October 1–2, 2017: Training
October 2–4, 2017: Tutorials & Conference
New York, NY

Scaling the machine learning systems powering Quora's home feed

Nikhil Garg (Quora), Neeraj Agrawal (Quora)
4:45pm5:25pm Wednesday, October 4, 2017

Who is this presentation for?

  • Senior software engineers and engineering leaders

Prerequisite knowledge

  • Experience working with distributed systems

What you'll learn

  • Learn strategies for building and scaling machine learning-based ranking and recommendation systems and tricks and data structures for low-level but important optimizations
  • Explore how Quora runs various open source systems in production and the company's architecture choices


Millions of people visit Quora’s home feed to find engaging high-quality content personalized to their interests. The home feed ranks hundreds of thousands of stories in every request using sophisticated machine learning algorithms that simultaneously optimize for engagement, quality, personalization, and content generation.

Nikhil Garg and Neeraj Agrawal describe the evolution of the home feed’s architecture and share several lessons from building and scaling this system.

Topics include:

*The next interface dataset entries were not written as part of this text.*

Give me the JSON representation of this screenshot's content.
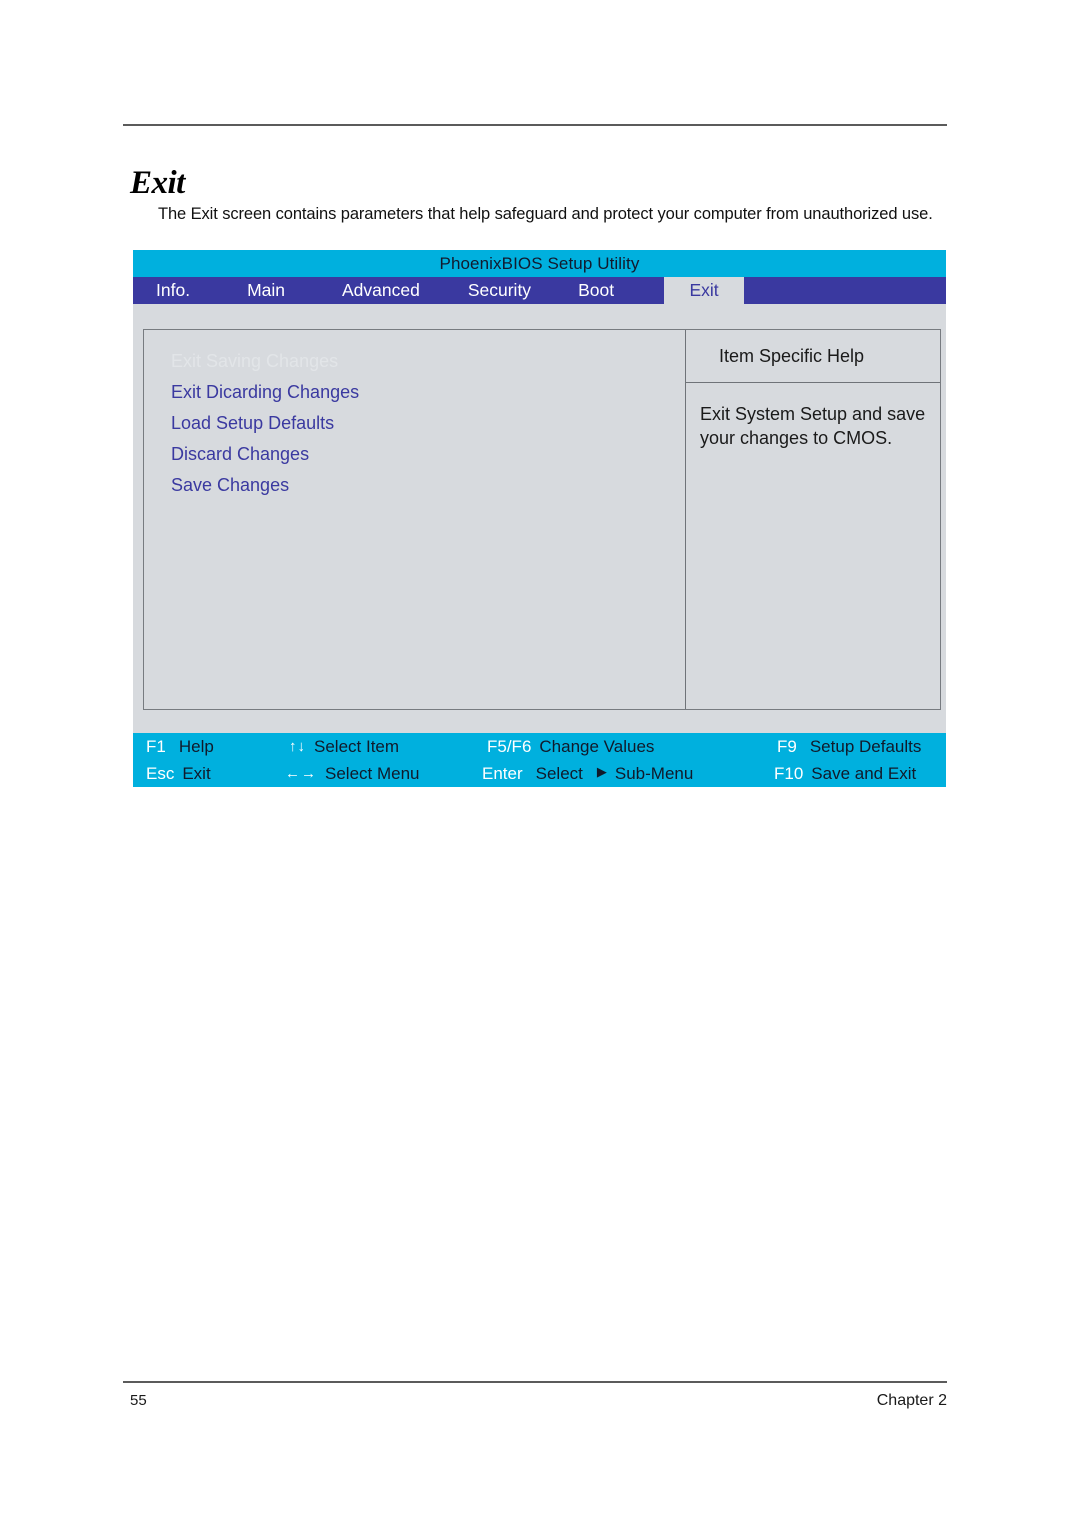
{
  "document": {
    "heading": "Exit",
    "intro": "The Exit screen contains parameters that help safeguard and protect your computer from unauthorized use.",
    "page_number": "55",
    "chapter": "Chapter 2"
  },
  "bios": {
    "title": "PhoenixBIOS Setup Utility",
    "colors": {
      "title_bar": "#00b0de",
      "menu_bar": "#3a39a0",
      "body": "#d7dade",
      "accent_text": "#3a39a0",
      "footer_bar": "#00b0de"
    },
    "menu_tabs": [
      {
        "label": "Info.",
        "active": false
      },
      {
        "label": "Main",
        "active": false
      },
      {
        "label": "Advanced",
        "active": false
      },
      {
        "label": "Security",
        "active": false
      },
      {
        "label": "Boot",
        "active": false
      },
      {
        "label": "Exit",
        "active": true
      }
    ],
    "settings": [
      {
        "label": "Exit Saving Changes",
        "selected": true
      },
      {
        "label": "Exit Dicarding Changes",
        "selected": false
      },
      {
        "label": "Load Setup Defaults",
        "selected": false
      },
      {
        "label": "Discard Changes",
        "selected": false
      },
      {
        "label": "Save Changes",
        "selected": false
      }
    ],
    "help": {
      "header": "Item Specific Help",
      "text": "Exit System Setup and save your changes to CMOS."
    },
    "function_keys": {
      "row1": [
        {
          "key": "F1",
          "desc": "Help"
        },
        {
          "key": "↑↓",
          "desc": "Select Item"
        },
        {
          "key": "F5/F6",
          "desc": "Change Values"
        },
        {
          "key": "F9",
          "desc": "Setup Defaults"
        }
      ],
      "row2": [
        {
          "key": "Esc",
          "desc": "Exit"
        },
        {
          "key": "←→",
          "desc": "Select Menu"
        },
        {
          "key": "Enter",
          "desc": "Select",
          "extra": "Sub-Menu",
          "triangle": "▶"
        },
        {
          "key": "F10",
          "desc": "Save and Exit"
        }
      ]
    }
  }
}
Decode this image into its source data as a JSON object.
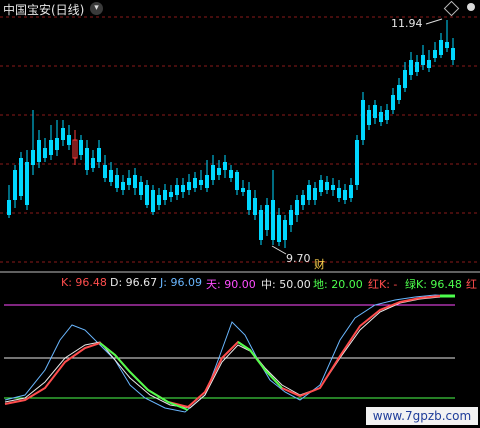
{
  "window": {
    "title": "中国宝安(日线)",
    "dropdown_glyph": "▾"
  },
  "main_panel": {
    "high_label": "11.94",
    "low_label": "9.70",
    "signal_label": "财"
  },
  "indicator_row": {
    "k": {
      "label": "K: 96.48",
      "color": "#ff4d4d"
    },
    "d": {
      "label": "D: 96.67",
      "color": "#e8e8e8"
    },
    "j": {
      "label": "J: 96.09",
      "color": "#6ab7ff"
    },
    "tian": {
      "label": "天: 90.00",
      "color": "#ff4dff"
    },
    "zhong": {
      "label": "中: 50.00",
      "color": "#e8e8e8"
    },
    "di": {
      "label": "地: 20.00",
      "color": "#4dff4d"
    },
    "hongk": {
      "label": "红K: -",
      "color": "#ff4d4d"
    },
    "lvk": {
      "label": "绿K: 96.48",
      "color": "#4dff4d"
    },
    "hong": {
      "label": "红",
      "color": "#ff4d4d"
    }
  },
  "watermark": {
    "text": "www.7gpzb.com"
  },
  "colors": {
    "up": "#ff3b3b",
    "down": "#00d7ff",
    "grid": "#8a1a1a",
    "background": "#000000"
  }
}
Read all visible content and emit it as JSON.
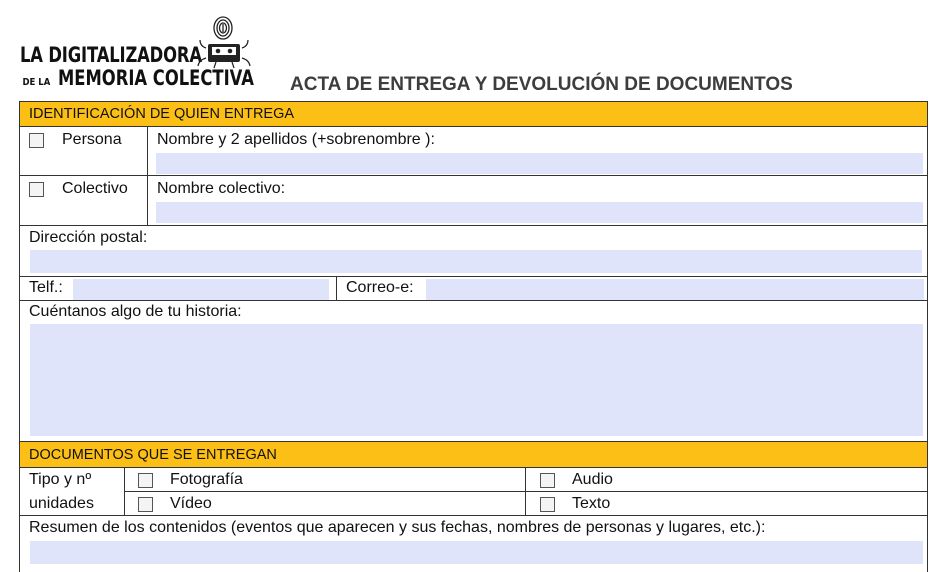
{
  "header": {
    "logo_line1": "LA DIGITALIZADORA",
    "logo_line2_small": "DE LA",
    "logo_line2_big": "MEMORIA COLECTIVA",
    "logo_icon": "fingerprint-cassette-icon",
    "title": "ACTA DE ENTREGA Y DEVOLUCIÓN DE DOCUMENTOS"
  },
  "colors": {
    "section_header": "#fbbf16",
    "field_fill": "#dfe4fb",
    "title_text": "#3d3d3d"
  },
  "identification": {
    "heading": "IDENTIFICACIÓN DE QUIEN ENTREGA",
    "persona_label": "Persona",
    "persona_name_label": "Nombre y 2 apellidos (+sobrenombre ):",
    "persona_name_value": "",
    "collective_label": "Colectivo",
    "collective_name_label": "Nombre colectivo:",
    "collective_name_value": "",
    "address_label": "Dirección postal:",
    "address_value": "",
    "phone_label": "Telf.:",
    "phone_value": "",
    "email_label": "Correo-e:",
    "email_value": "",
    "story_label": "Cuéntanos algo de tu historia:",
    "story_value": ""
  },
  "documents": {
    "heading": "DOCUMENTOS QUE SE ENTREGAN",
    "type_label_line1": "Tipo y nº",
    "type_label_line2": "unidades",
    "types": [
      "Fotografía",
      "Vídeo",
      "Audio",
      "Texto"
    ],
    "summary_label": "Resumen de los contenidos (eventos que aparecen y sus fechas, nombres de personas y lugares, etc.):",
    "summary_value": ""
  }
}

  • A high-level overview of the system’s architecture
  • The pros and cons of various approaches of distributing data
  • Various open source systems that Quora used at different points in time
  • Some CPU-cache-aware data structures Quora built in metal-efficient C++
  • Efficient ways of serving very complex machine learning models
Photo of Nikhil Garg

Nikhil Garg


Nikhil Garg is an engineering manager at Quora, where he has led the quality, ads, and ML platform teams, among others. He is interested in the intersection of machine learning, distributed systems, and human psychology.

Photo of Neeraj Agrawal

Neeraj Agrawal


Neeraj Agrawal is an engineering manager on Quora’s infrastructure team, where he leads company-wide efforts to make Quora fast and responsive. He started as an engineer working on server-side performance and has since revamped how the company thinks about performance. In his role as the speed lead, he has built the speed team from the ground up and created a culture of “performance matters” at Quora. Previously, he worked on other parts of the product, including writing the first version of Quora for iPhone and building a distributed, real-time ranking service for the personalized news feed product.